**About this exercise:** Lines with the string "JSON" must each be copied from the listing.

__________________________________________________

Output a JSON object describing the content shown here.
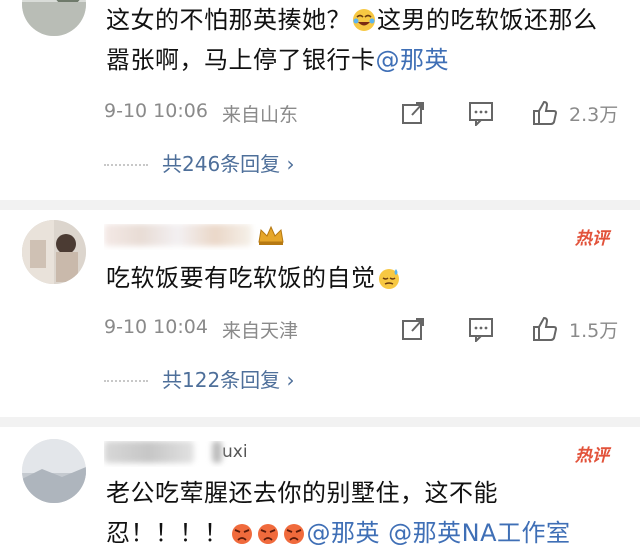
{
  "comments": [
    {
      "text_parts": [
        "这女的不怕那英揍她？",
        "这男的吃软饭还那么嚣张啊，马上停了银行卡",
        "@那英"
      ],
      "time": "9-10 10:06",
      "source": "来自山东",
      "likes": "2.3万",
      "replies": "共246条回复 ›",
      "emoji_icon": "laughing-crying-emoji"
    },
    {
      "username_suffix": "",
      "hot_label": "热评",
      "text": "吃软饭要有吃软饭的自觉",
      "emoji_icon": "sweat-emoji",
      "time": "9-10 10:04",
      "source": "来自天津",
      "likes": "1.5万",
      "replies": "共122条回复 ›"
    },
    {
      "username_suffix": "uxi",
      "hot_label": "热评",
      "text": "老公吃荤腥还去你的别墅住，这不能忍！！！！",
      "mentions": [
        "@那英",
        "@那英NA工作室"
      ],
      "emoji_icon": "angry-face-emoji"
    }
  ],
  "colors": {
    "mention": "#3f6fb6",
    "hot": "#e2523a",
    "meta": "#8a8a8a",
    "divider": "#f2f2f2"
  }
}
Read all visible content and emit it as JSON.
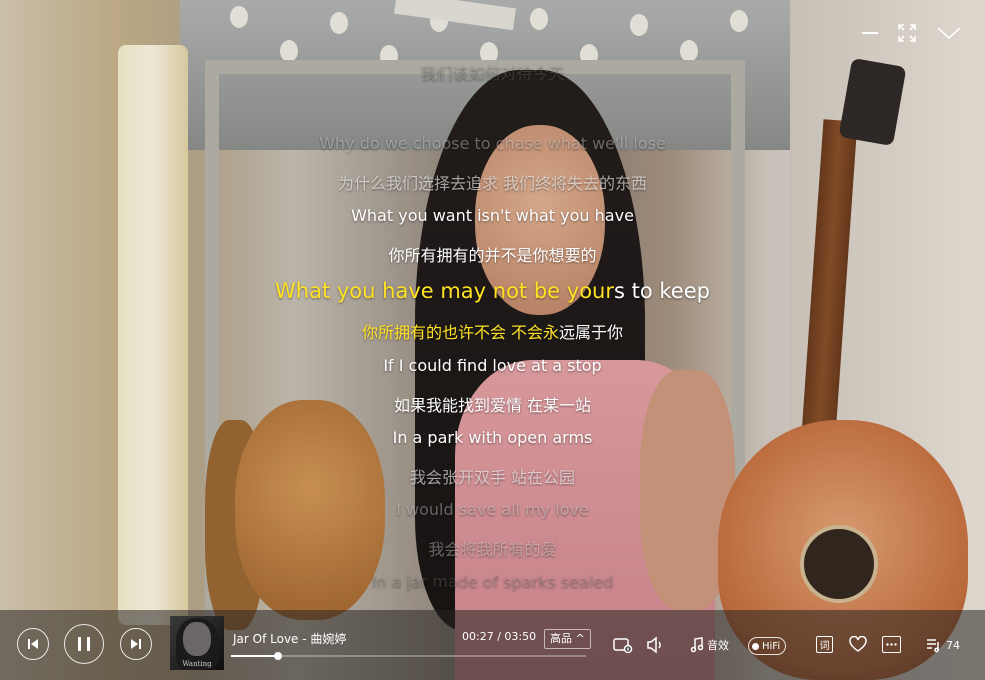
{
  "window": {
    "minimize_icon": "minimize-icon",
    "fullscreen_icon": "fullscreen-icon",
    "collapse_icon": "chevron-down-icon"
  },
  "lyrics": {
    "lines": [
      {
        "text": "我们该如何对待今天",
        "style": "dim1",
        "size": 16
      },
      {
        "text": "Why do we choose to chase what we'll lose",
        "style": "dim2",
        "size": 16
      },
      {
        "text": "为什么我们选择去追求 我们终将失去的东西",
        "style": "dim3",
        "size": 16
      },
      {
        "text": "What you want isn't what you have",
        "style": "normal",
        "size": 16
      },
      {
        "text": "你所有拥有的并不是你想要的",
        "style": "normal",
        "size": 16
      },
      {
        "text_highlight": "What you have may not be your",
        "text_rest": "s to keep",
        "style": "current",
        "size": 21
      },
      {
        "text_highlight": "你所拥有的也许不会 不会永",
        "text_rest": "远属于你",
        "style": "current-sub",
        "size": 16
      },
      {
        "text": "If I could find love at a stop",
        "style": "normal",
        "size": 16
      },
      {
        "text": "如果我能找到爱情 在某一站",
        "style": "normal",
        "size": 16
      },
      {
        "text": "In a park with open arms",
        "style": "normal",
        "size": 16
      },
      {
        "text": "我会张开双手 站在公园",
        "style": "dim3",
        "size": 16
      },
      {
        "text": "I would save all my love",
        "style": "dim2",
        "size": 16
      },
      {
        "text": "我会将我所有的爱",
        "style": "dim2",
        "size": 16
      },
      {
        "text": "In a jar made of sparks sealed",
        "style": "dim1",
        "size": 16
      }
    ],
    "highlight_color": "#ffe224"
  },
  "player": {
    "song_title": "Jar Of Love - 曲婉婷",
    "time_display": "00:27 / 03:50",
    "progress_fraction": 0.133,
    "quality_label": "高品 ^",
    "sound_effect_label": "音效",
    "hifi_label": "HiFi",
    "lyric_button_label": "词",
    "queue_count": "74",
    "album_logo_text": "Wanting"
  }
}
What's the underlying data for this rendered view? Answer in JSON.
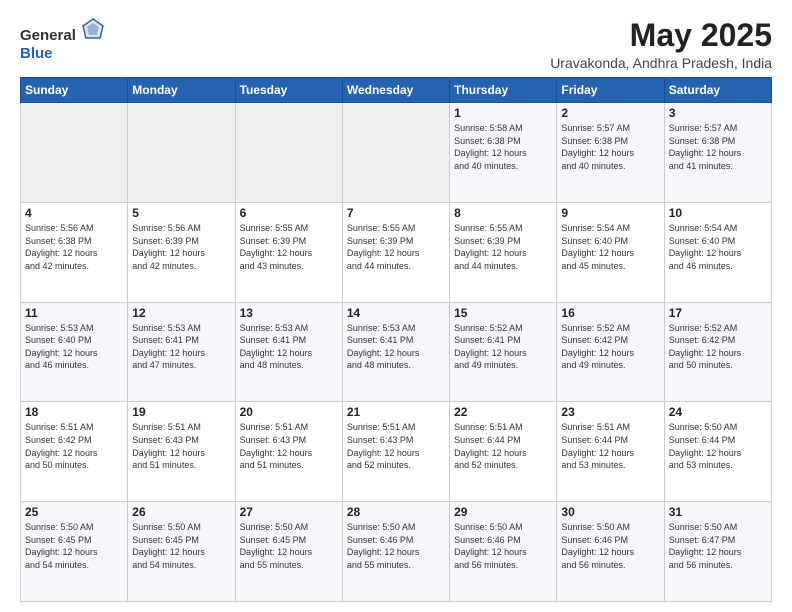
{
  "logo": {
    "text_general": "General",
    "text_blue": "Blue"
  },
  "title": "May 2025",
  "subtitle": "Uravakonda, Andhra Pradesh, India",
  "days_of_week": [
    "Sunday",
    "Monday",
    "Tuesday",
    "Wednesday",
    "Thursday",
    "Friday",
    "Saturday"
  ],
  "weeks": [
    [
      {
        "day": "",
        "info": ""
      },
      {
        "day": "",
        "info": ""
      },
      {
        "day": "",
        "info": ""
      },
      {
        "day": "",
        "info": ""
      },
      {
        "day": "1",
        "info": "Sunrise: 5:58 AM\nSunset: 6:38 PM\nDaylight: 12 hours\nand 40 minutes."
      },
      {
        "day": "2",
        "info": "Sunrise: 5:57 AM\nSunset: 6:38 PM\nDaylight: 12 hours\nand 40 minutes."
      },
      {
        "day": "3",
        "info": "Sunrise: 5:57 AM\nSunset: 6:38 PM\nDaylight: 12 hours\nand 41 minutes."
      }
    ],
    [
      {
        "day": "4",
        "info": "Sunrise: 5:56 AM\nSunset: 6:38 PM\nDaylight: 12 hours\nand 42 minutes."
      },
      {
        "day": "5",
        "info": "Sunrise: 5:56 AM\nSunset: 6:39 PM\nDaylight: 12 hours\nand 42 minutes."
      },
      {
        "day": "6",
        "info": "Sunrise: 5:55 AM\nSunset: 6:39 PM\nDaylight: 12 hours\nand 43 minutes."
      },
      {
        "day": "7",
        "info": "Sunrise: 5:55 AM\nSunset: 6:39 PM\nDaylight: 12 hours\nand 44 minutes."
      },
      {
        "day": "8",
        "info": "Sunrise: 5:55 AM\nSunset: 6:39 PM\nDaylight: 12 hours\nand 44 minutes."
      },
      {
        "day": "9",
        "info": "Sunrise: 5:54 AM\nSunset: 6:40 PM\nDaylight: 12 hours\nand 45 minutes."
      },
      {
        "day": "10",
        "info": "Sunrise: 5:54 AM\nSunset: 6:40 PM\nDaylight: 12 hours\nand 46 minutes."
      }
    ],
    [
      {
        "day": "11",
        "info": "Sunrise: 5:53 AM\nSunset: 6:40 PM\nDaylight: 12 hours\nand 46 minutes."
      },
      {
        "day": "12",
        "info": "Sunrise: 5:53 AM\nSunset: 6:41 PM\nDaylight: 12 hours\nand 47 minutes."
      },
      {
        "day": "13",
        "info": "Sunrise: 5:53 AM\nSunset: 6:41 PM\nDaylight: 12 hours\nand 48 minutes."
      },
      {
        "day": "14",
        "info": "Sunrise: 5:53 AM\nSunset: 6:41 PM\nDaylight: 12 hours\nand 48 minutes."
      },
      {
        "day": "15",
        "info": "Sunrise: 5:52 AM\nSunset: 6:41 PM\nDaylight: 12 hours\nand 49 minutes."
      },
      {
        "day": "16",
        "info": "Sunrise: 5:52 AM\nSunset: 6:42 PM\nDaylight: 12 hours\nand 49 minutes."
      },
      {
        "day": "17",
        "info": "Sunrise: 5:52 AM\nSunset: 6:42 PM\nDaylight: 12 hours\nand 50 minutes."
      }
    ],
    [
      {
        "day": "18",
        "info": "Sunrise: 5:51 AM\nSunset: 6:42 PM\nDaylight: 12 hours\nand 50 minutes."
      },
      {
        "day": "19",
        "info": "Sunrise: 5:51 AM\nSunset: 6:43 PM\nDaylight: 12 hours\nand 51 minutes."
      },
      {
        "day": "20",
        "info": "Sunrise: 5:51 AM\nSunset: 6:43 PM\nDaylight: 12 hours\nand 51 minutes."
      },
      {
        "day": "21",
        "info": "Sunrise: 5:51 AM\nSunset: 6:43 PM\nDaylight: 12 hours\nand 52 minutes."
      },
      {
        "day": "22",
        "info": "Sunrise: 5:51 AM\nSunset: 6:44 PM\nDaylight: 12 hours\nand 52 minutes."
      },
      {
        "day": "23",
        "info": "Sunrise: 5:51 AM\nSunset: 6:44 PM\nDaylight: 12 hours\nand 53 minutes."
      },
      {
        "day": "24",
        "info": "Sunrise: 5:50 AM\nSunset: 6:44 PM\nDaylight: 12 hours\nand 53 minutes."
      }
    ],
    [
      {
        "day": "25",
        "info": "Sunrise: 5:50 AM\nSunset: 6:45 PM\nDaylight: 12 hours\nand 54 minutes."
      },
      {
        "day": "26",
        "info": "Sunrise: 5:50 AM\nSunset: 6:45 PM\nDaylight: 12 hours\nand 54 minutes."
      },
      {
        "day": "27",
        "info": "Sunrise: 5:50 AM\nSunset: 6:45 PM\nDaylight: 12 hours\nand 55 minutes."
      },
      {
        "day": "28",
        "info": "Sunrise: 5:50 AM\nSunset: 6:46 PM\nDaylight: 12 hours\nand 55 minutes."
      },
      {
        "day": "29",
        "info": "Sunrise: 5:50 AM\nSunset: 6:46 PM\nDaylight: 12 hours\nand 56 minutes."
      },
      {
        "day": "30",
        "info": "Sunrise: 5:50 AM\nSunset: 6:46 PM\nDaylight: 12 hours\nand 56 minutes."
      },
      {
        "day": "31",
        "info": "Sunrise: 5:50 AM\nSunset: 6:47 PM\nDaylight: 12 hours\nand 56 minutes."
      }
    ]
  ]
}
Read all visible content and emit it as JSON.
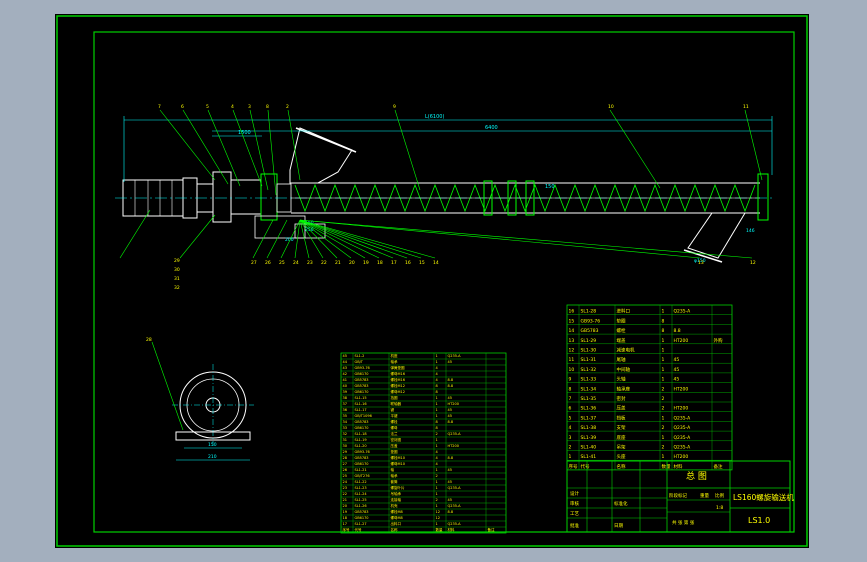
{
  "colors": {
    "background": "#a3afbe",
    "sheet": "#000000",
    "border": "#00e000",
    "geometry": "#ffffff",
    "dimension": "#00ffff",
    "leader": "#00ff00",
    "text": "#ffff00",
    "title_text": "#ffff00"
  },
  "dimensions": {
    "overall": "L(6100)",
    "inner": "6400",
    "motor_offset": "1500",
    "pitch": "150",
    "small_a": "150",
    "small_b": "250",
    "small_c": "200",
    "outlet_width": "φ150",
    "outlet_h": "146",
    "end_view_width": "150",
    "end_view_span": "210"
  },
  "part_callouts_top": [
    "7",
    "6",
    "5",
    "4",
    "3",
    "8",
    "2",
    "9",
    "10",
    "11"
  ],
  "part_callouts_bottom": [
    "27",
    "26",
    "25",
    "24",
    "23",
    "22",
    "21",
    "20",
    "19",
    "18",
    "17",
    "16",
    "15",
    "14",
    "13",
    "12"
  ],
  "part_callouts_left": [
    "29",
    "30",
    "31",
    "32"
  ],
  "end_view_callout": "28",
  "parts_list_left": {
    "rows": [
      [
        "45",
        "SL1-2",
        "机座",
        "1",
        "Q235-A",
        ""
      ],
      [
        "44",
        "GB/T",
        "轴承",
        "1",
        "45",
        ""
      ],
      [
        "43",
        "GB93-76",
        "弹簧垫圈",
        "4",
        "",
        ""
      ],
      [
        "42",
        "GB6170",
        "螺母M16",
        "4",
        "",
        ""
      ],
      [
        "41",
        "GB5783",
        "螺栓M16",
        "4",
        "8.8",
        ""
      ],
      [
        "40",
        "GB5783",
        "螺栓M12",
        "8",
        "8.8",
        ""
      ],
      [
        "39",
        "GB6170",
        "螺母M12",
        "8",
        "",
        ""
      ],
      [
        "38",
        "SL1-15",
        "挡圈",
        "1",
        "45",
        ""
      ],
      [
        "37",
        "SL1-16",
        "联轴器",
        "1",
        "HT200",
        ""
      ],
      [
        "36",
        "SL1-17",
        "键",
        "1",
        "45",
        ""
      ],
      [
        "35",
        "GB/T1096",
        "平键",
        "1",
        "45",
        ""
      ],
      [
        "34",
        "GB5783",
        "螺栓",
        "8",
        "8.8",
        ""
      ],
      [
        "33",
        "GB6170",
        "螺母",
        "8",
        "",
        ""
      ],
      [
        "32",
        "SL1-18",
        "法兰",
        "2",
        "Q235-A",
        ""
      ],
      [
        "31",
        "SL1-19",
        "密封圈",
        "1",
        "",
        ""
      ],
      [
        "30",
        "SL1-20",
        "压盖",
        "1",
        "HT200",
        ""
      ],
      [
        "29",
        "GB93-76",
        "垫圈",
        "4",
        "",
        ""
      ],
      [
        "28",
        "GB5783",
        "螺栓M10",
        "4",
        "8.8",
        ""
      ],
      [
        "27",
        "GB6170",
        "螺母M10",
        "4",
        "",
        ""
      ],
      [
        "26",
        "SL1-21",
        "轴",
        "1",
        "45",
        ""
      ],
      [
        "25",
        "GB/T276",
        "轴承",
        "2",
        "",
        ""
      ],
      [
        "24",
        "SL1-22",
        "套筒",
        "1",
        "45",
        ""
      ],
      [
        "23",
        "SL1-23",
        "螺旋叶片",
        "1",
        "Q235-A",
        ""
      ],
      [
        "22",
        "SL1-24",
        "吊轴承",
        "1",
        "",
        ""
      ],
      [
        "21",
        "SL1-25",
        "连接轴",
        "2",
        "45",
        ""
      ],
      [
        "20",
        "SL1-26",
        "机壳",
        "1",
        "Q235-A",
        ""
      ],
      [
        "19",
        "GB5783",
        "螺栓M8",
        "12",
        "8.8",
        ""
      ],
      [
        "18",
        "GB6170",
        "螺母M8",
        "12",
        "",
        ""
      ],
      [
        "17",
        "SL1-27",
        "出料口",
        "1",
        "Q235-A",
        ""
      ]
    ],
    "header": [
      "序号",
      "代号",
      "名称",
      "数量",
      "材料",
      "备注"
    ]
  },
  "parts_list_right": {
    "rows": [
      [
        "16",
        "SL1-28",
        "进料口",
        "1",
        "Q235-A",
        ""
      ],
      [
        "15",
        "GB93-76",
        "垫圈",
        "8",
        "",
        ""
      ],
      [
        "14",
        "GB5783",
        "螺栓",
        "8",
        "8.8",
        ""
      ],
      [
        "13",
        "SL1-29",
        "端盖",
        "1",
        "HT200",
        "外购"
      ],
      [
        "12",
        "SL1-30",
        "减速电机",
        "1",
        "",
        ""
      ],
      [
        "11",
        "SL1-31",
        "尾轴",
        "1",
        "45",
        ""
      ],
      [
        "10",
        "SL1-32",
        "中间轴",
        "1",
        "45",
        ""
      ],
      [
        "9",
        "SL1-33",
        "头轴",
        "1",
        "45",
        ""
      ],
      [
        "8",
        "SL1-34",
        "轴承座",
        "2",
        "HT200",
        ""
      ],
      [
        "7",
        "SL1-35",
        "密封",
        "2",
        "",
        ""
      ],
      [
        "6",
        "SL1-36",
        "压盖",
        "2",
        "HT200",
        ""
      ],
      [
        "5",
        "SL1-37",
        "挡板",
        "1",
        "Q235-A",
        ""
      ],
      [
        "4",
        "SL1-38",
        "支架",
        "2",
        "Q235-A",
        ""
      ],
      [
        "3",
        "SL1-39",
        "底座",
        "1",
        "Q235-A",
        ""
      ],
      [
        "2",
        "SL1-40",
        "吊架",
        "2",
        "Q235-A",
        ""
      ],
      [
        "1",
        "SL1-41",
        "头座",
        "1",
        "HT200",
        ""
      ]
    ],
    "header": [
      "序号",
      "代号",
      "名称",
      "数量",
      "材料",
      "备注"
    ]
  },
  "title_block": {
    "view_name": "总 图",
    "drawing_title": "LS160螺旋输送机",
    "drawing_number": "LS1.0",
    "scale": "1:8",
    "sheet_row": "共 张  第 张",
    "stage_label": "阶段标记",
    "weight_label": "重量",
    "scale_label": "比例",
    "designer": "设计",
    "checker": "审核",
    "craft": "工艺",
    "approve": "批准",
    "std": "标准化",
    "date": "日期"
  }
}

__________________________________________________

**Answer to this exercise:**
Output a JSON object describing the content shown here.
Read all visible content and emit it as JSON.
What's the underlying data for this rendered view? Answer in JSON.
Read all visible content and emit it as JSON.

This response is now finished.